Homes Magazine - Page 44 - Asian Inspiration (4)

Homes Magazine
- Page 44
Asian Inspiration (4)

— about 12 by 15 feet — is fed by a gushing waterfall and filled with koi. A metal net blankets the pond to keep birds of prey at bay.

 

“Blue herons used to come and clean me out. They had a picnic,” he says. “I’ve seen them spear the fish with their beaks and eat them.”

 

The herons are still allowed to feast on the goldfish that swim in a backyard pond, which Boteach allows because “goldfish multiply rapidly.”

 

Life’s cycle plays out in the garden.
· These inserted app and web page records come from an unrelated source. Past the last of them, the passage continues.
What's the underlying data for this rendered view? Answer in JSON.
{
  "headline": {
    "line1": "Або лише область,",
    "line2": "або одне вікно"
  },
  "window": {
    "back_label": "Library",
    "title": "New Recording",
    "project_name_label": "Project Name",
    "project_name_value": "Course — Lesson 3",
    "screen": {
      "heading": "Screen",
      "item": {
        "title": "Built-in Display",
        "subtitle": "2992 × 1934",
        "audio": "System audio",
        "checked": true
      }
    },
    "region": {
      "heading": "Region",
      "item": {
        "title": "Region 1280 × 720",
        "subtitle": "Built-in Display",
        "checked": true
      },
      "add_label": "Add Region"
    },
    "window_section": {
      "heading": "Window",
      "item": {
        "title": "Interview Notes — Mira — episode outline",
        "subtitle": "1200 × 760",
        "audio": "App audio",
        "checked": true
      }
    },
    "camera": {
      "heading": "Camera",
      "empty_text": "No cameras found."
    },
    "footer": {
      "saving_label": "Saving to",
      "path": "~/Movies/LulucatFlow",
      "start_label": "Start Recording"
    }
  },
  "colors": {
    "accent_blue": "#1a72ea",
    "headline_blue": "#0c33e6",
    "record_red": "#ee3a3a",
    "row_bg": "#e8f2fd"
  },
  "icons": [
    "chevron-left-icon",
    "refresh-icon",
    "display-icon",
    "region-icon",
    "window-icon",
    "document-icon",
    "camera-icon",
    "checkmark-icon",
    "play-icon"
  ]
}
Two years ago, he watched a hawk swoop down, grasp a squirrel and fly off.

 

“I couldn’t believe it happened in my garden,” he says. “Then I thought, ‘This is nature.’ Impermanence is one of the laws of Buddha.”

 

Frogs don’t bother Boteach, even in spring when their mating calls could wake the dead, much less folks sleeping a few yards away. Hungry deer are something else.

 

“I fenced the whole yard to keep them out. I was tired of losing my plants,” he says. But deer still creep up the driveway to munch on hydrangeas and the like. To discourage them, he grows mahonia, an eastern Asian shrub with prickly leaves, and the shade-loving but poisonous hellebores.

 

“It’s hard to grow something and then come home and see it gone,” Boteach says. “But, you know what? There’s enough food here for everyone.”

 

The garden is a respite for friends and neighbors, who’ll stop by just to stroll through this slice of serenity. Often, they leave with cuttings or seedlings of a favorite plant — and a cautionary word.

 

“Patience, that’s what I’ve learned,” Boteach says. “These are slow-growing plants; there’s no immediate gratification. See this hinoki? It’s 30 years old and just three feet tall. You must wait for things to grow. Then you share your knowledge and pass it on to the next person. That’s what makes life beautiful.”